Since the last article, I have been lucky enough to get hold of a bottle of Boker’s Bitters, the vintage cocktail condiment that has recently been resurrected by Adam Elmegirab. As this was part of Johnsson’s original recipe, I thought it would be interesting to compare one made with Boker’s bitters with one made with Angostura. In the interests of completeness, I undertook a second comparison of the bitters using Byron’s recipe, containing Raspberry Syrup.

The East India Cocktail #2 – Stirred
1oz Sherry
1oz Dry Vermouth
1 dash Orange Bitters

Here is another recipe, this time from Old Mr. Boston. Unfortunately, I could find very little history on this one. I chose Lustau’s East India Solera as my sherry, for obvious reasons. This made a crisp drink that was a good contrast to the #1 cocktail. The combination of Sherry and French Vermouth has a similar taste to Italian Vermouth and, in a similar fashion, really stimulates the appetite. Before I mixed this I was dubious, but, once again, I found myself to be pleasantly surprised.

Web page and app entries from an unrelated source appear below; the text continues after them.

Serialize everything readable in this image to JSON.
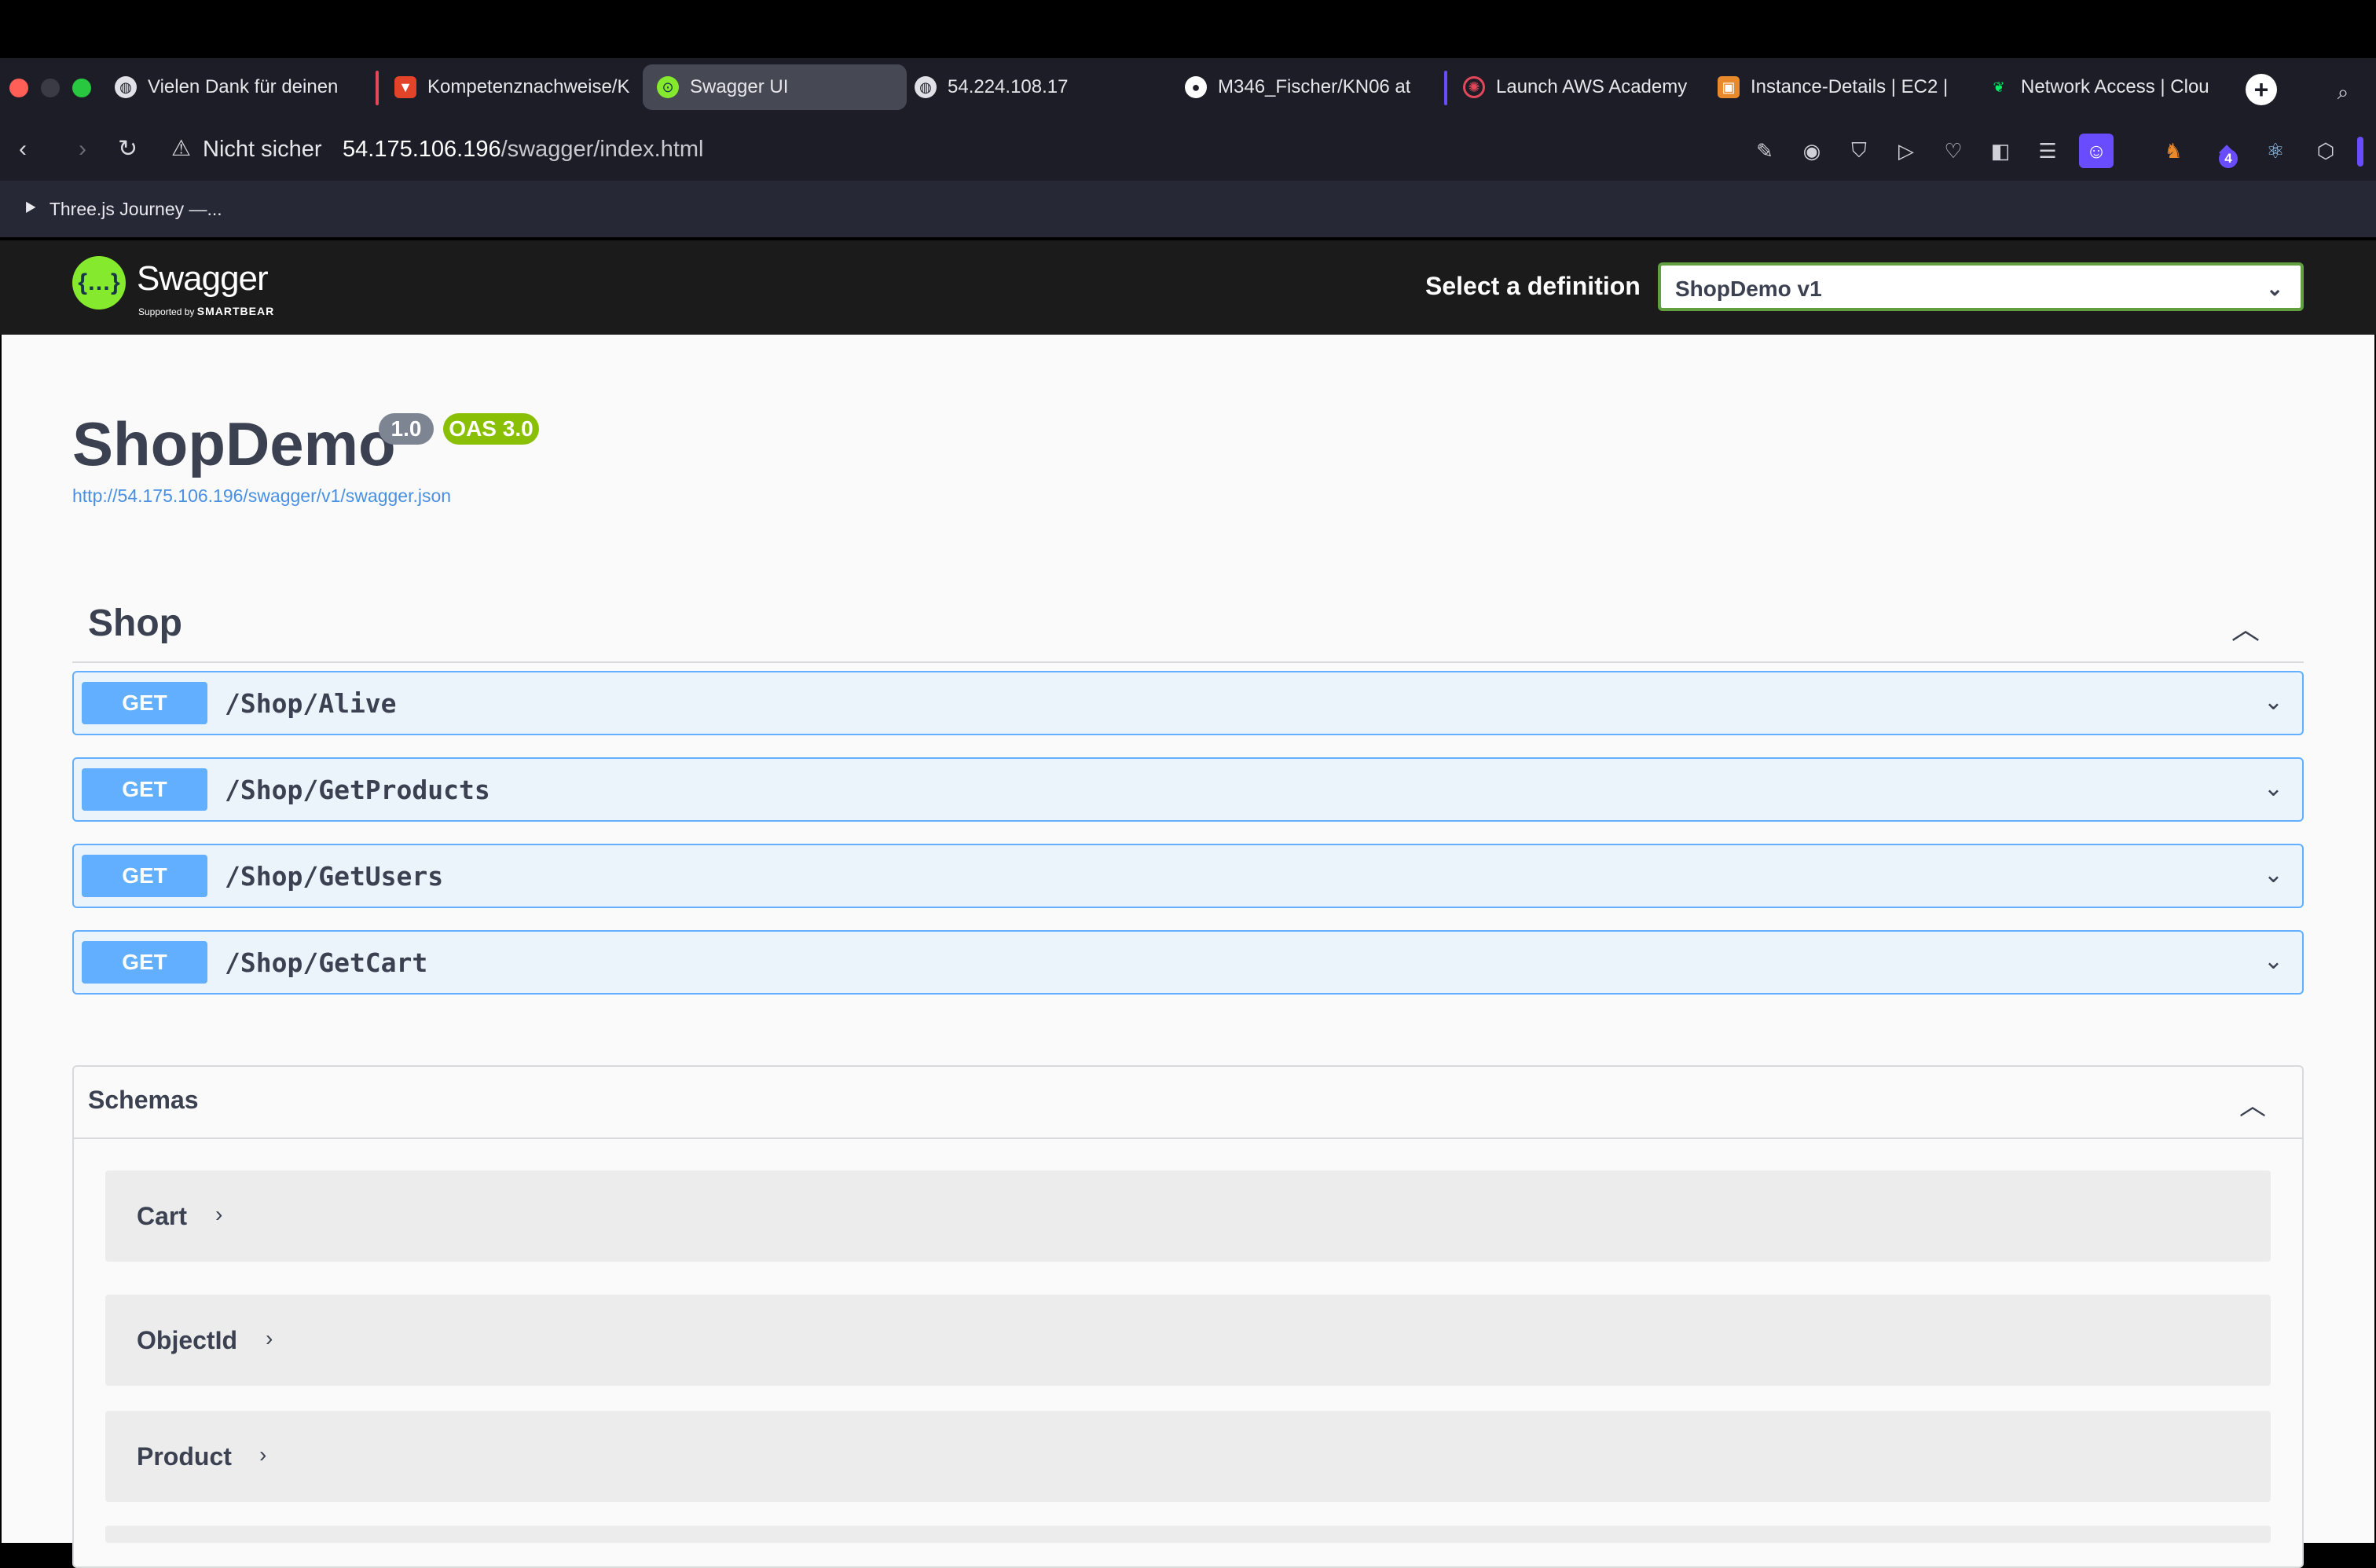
{
  "browser": {
    "tabs": [
      {
        "label": "Vielen Dank für deinen",
        "icon": "globe-icon"
      },
      {
        "label": "Kompetenznachweise/K",
        "icon": "gitlab-icon"
      },
      {
        "label": "Swagger UI",
        "icon": "swagger-icon"
      },
      {
        "label": "54.224.108.17",
        "icon": "globe-icon"
      },
      {
        "label": "M346_Fischer/KN06 at",
        "icon": "github-icon"
      },
      {
        "label": "Launch AWS Academy",
        "icon": "aws-academy-icon"
      },
      {
        "label": "Instance-Details | EC2 |",
        "icon": "aws-ec2-icon"
      },
      {
        "label": "Network Access | Clou",
        "icon": "mongodb-leaf-icon"
      }
    ],
    "address": {
      "security": "Nicht sicher",
      "host": "54.175.106.196",
      "path": "/swagger/index.html"
    },
    "extension_badge": "4",
    "bookmarks": [
      "Three.js Journey —..."
    ]
  },
  "topbar": {
    "brand": "Swagger",
    "brand_sub_prefix": "Supported by",
    "brand_sub": "SMARTBEAR",
    "select_label": "Select a definition",
    "selected_definition": "ShopDemo v1"
  },
  "info": {
    "title": "ShopDemo",
    "version": "1.0",
    "oas": "OAS 3.0",
    "spec_url": "http://54.175.106.196/swagger/v1/swagger.json"
  },
  "tag": {
    "name": "Shop",
    "operations": [
      {
        "method": "GET",
        "path": "/Shop/Alive"
      },
      {
        "method": "GET",
        "path": "/Shop/GetProducts"
      },
      {
        "method": "GET",
        "path": "/Shop/GetUsers"
      },
      {
        "method": "GET",
        "path": "/Shop/GetCart"
      }
    ]
  },
  "schemas": {
    "title": "Schemas",
    "models": [
      "Cart",
      "ObjectId",
      "Product"
    ]
  },
  "colors": {
    "get": "#61affe",
    "swagger_green": "#85ea2d",
    "version_badge": "#7d8492",
    "oas_badge": "#89bf04"
  }
}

The East India Cocktail #2 with East India Solera Sherry

West India Cocktail – Stir
2oz Gin
4 dashes Angostura Bitters
3 dashes Sugar Syrup
3 dashes Lemon Juice

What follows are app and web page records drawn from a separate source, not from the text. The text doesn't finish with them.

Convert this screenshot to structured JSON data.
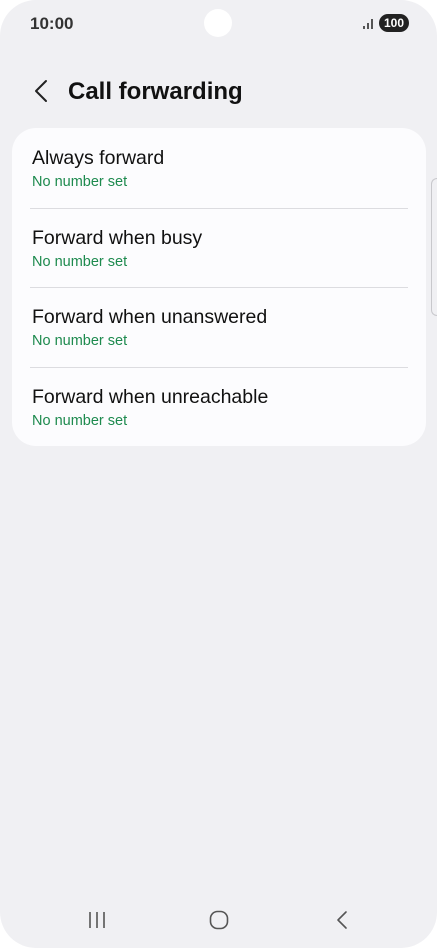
{
  "status_bar": {
    "time": "10:00",
    "battery": "100",
    "icons": [
      "signal-icon",
      "battery-icon"
    ]
  },
  "header": {
    "title": "Call forwarding",
    "back_icon": "chevron-left-icon"
  },
  "items": [
    {
      "title": "Always forward",
      "subtitle": "No number set"
    },
    {
      "title": "Forward when busy",
      "subtitle": "No number set"
    },
    {
      "title": "Forward when unanswered",
      "subtitle": "No number set"
    },
    {
      "title": "Forward when unreachable",
      "subtitle": "No number set"
    }
  ],
  "nav_bar": {
    "icons": [
      "recent-apps-icon",
      "home-icon",
      "back-icon"
    ]
  },
  "colors": {
    "background": "#f0f0f3",
    "card": "#fcfcfe",
    "subtitle": "#1d8a4e",
    "divider": "#dcdce0"
  }
}
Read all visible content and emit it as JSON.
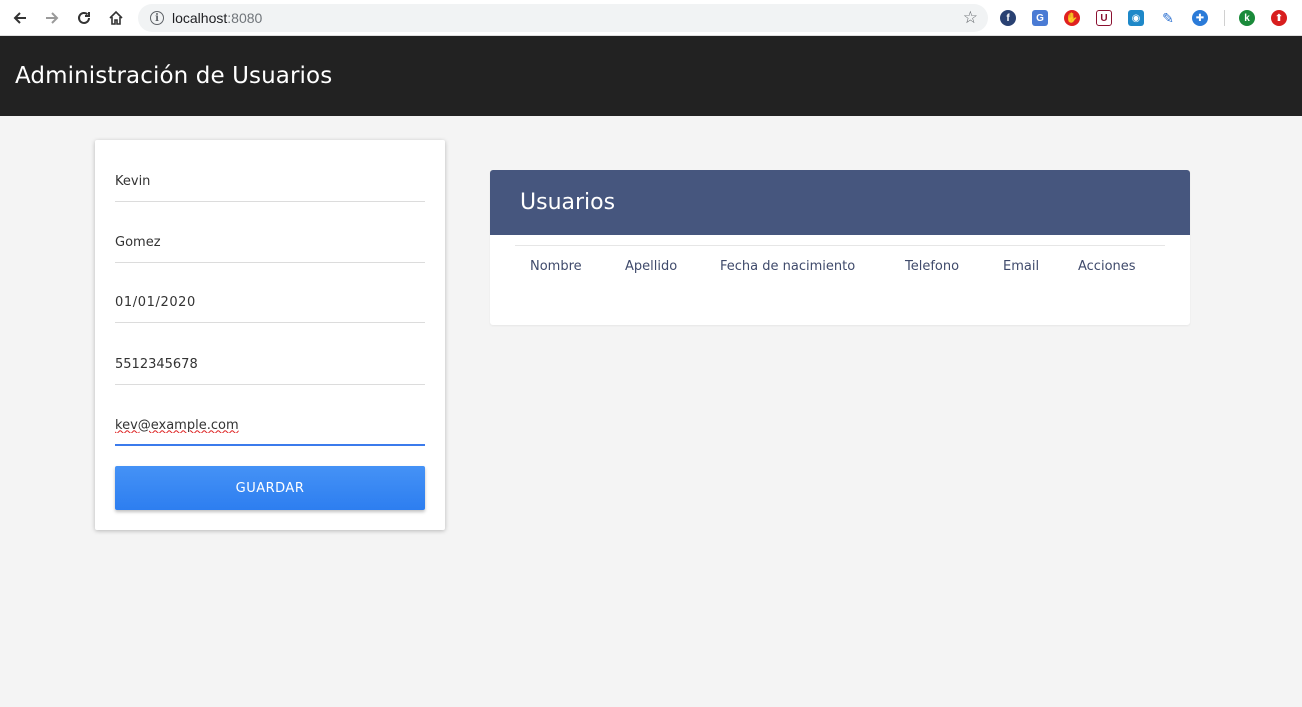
{
  "browser": {
    "url_host": "localhost",
    "url_port": ":8080",
    "extensions": [
      {
        "icon": "fedora-icon",
        "color": "#294172",
        "glyph": "f"
      },
      {
        "icon": "translate-icon",
        "color": "#4a7bd4",
        "glyph": "G"
      },
      {
        "icon": "adblock-icon",
        "color": "#e02020",
        "glyph": "✋"
      },
      {
        "icon": "privacy-icon",
        "color": "#8b1030",
        "glyph": "U"
      },
      {
        "icon": "screenshot-icon",
        "color": "#1e88c8",
        "glyph": "◉"
      },
      {
        "icon": "feather-icon",
        "color": "#2a6fd0",
        "glyph": "✎"
      },
      {
        "icon": "vpn-icon",
        "color": "#2b7bd8",
        "glyph": "✚"
      },
      {
        "icon": "profile-icon",
        "color": "#1a8a3a",
        "glyph": "k"
      },
      {
        "icon": "update-icon",
        "color": "#d81e1e",
        "glyph": "⬆"
      }
    ]
  },
  "header": {
    "title": "Administración de Usuarios"
  },
  "form": {
    "nombre": "Kevin",
    "apellido": "Gomez",
    "fecha": "01/01/2020",
    "telefono": "5512345678",
    "email": "kev@example.com",
    "save_label": "GUARDAR"
  },
  "table": {
    "title": "Usuarios",
    "columns": [
      "Nombre",
      "Apellido",
      "Fecha de nacimiento",
      "Telefono",
      "Email",
      "Acciones"
    ]
  },
  "colors": {
    "header_bg": "#222222",
    "table_header_bg": "#46567e",
    "accent": "#3b7bec"
  }
}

I really like the idea of the East India having a western counterpart; unfortunately, this version from Derek Nimmo’s “Shaken and Stirred” does not live up to the dream. You will notice that this has more Angostura than sugar syrup or lemon juice and, as such, is rather overpowering. This otherwise dull drink I imagine is somewhat reminiscent reminds me of an occasion when a chap I know tried to make a cocktail with only water and Angostura Bitters. At least it didn’t have an olive in it.

After the disappointment of the last drink, but still being fond of the idea of a West India Cocktail, I came up with this:

West India Cocktail (An Alternative) – Stirred
2 oz Dark Rum
1 tsp Pineapple Syrup
1 tsp Curacao
2 or 3 dashes Angostura Bitters
2 dashes Maraschino

Bottle of Angostura and Boker's Bitters and The West India Cocktail (Alternative)

This simply substitutes Dark Rum for the Cognac and, to continue the tropical theme, I used Pineapple Juice and Angostura Bitters. Whilst not particularly original, I think it is a fitting tribute to the original. I used Angostura Rum to complement the bitters, which created a cocktail that was reminiscent of the original East India, only made a bit sweeter by the Dark Rum. This variation was a no-brainer, but I did quite like it.

Any more?
I could never say for certain; I have written far more on the East India Cocktail than I would have ever thought possible and new material may yet present itself. For example, I recently heard a story which places the origins of the drink with the East India Club in London, founded in 1867. That would, indeed, coincide with the appearance of the first known published recipes and, in fact, doesn’t necessarily contradict Johnson’s account. My conclusion: more research is needed.

This post is dedicated to Robert Evans Esq. and his fellow members at the East India Club who were the inspirations for these posts.